        if let navbar = self.customNavigationBar(){
            scrollView.delegate = navbar


Essentially it adds two methods to the UINavigationController class: the first, CustomNavigationBar() is just a helper that returns a CustomNavigationBar instance if available; the second, setupPullToRefresh, sets the current CustomNavigationBar as delegate for a Scrollview.

Open the file TableViewController to see how the last function gets called to link the CustomNavigationBar to the Table’s Scrollview.

    override func viewDidLoad() {

At this point the CustomNavigationBar (that is a scrollview delegate now), thanks to the scrollViewDidScroll method can intercept the Scrollview offset and perform the needed transformations on the labels.

    func scrollViewDidScroll(scrollView: UIScrollView){
        var scrollviewOffset = -(scrollView.contentOffset.y + 64)
        if scrollviewOffset >=  0 {
            var translationOffset = min(scrollviewOffset, stepOffset)
            var alpha =  min (scrollviewOffset / stepOffset, 1.0)
            self.refreshLabel?.layer.transform = CATransform3DMakeTranslation(0, translationOffset , 0)
            self.titleLabel?.layer.transform = CATransform3DMakeTranslation(0, translationOffset , 0)
            self.refreshLabel?.alpha = alpha
            self.titleLabel?.layer.transform = CATransform3DIdentity
            self.refreshLabel?.layer.transform = CATransform3DIdentity
            self.refreshLabel?.alpha = 0.0

The code is extremely simple: we use the transform property to apply a Y transformation on the labels and we update the alpha of the ReleaseLabel using a normalized scrollviewOffset.

The Animated Background

At the end of the function updateTitleView you can find this code
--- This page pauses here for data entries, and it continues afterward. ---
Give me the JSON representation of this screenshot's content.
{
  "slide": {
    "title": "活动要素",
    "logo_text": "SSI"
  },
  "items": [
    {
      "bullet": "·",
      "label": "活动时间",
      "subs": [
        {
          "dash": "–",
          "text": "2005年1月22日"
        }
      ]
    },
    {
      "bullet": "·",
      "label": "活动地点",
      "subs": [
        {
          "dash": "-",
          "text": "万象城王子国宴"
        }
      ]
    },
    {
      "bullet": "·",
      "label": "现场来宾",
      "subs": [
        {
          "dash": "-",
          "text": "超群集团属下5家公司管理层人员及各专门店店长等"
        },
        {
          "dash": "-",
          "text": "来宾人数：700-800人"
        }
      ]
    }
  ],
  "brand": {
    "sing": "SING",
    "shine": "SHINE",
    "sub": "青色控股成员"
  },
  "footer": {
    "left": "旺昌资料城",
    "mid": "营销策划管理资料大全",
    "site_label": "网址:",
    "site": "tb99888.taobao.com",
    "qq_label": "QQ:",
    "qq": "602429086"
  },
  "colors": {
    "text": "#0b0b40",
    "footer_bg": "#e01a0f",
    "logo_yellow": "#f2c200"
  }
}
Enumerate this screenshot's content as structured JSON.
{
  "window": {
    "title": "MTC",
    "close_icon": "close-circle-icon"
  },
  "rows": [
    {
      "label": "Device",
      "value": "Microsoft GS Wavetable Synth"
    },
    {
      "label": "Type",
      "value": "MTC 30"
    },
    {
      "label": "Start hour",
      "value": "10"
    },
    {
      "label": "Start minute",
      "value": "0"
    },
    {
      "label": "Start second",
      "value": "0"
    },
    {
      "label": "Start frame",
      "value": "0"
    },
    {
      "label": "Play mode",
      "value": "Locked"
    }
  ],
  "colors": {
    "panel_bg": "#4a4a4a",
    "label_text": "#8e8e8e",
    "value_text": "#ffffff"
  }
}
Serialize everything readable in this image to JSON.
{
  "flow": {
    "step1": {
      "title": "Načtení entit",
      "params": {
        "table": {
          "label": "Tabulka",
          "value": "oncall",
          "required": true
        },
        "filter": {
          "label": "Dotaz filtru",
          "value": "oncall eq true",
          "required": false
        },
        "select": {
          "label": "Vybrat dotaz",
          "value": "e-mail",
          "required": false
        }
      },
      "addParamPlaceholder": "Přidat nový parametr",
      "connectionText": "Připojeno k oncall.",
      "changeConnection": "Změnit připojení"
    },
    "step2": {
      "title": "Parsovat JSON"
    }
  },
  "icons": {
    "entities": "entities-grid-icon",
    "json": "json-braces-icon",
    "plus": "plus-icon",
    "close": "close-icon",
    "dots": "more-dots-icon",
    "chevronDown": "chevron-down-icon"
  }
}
        // Setup the Loading-image view ————
        var rect = bounds
        rect.size.width = rect.size.width * 2
        loadingBg = UIView(frame: rect)
        loadingBg?.alpha = 0.0
        loadingBg?.backgroundColor = UIColor(patternImage: UIImage(named: “Loading”)!)
        loadingBg?.center.x = bounds.size.width
        insertSubview(loadingBg!, atIndex: 1)

This code puts a view with a striped background inside the NavigationBar. This background view has a width that is wider than the screen size: we need this structure to perform a continuous animation (more on this later).

The animation starts when users release the Scrollview, so we use a Scrollview delegate function scrollViewDidEndDragging again to call another function responsible for the animation startLoaderAnimation:

    func scrollViewDidEndDragging(scrollView: UIScrollView, willDecelerate decelerate: Bool){
        var scrollviewOffset = -(scrollView.contentOffset.y + 64)
        if scrollviewOffset >= stepOffset{

The startLoaderAnimation function applies a repeated animation on the striped background:

    func startLoaderAnimation(){
        UIView.animateWithDuration(0.5, animations: { () -> Void in
            self.loadingBg?.alpha = 1.0
        var animation = CABasicAnimation(keyPath: “position.x”)
        animation.duration = 3
        animation.fromValue = loadingBg!.layer.position.x
        animation.toValue = loadingBg!.layer.position.x - 100
        animation.repeatCount = HUGE
        loadingBg?.layer.addAnimation(animation, forKey: “pos”)

It’s interesting to note that the background is drawn using a single image that is 100pt wide and gets repeated N times to achieve the striped effect. To create an infinite and continuous animation we can move the view to the left by a space that is a multiple of the image width. Each time the animation completes, the view is placed at its initial position and then the animation restarts without any glitches. The final effect will be a continuous, infinite animation.

Final considerations

This code obviously needs to be improved for it to be used in a real application (we’ve used hardcoded frames!), but I think it’s a really good starting point to implement a complete and professional custom control!

If you have suggestions to improve the code just poke me on Twitter.


Yari D'areglia

Yari D'areglia

Senior iOS developer @ Neato Robotics by day, game developer and wannabe artist @ Black Robot Games by night.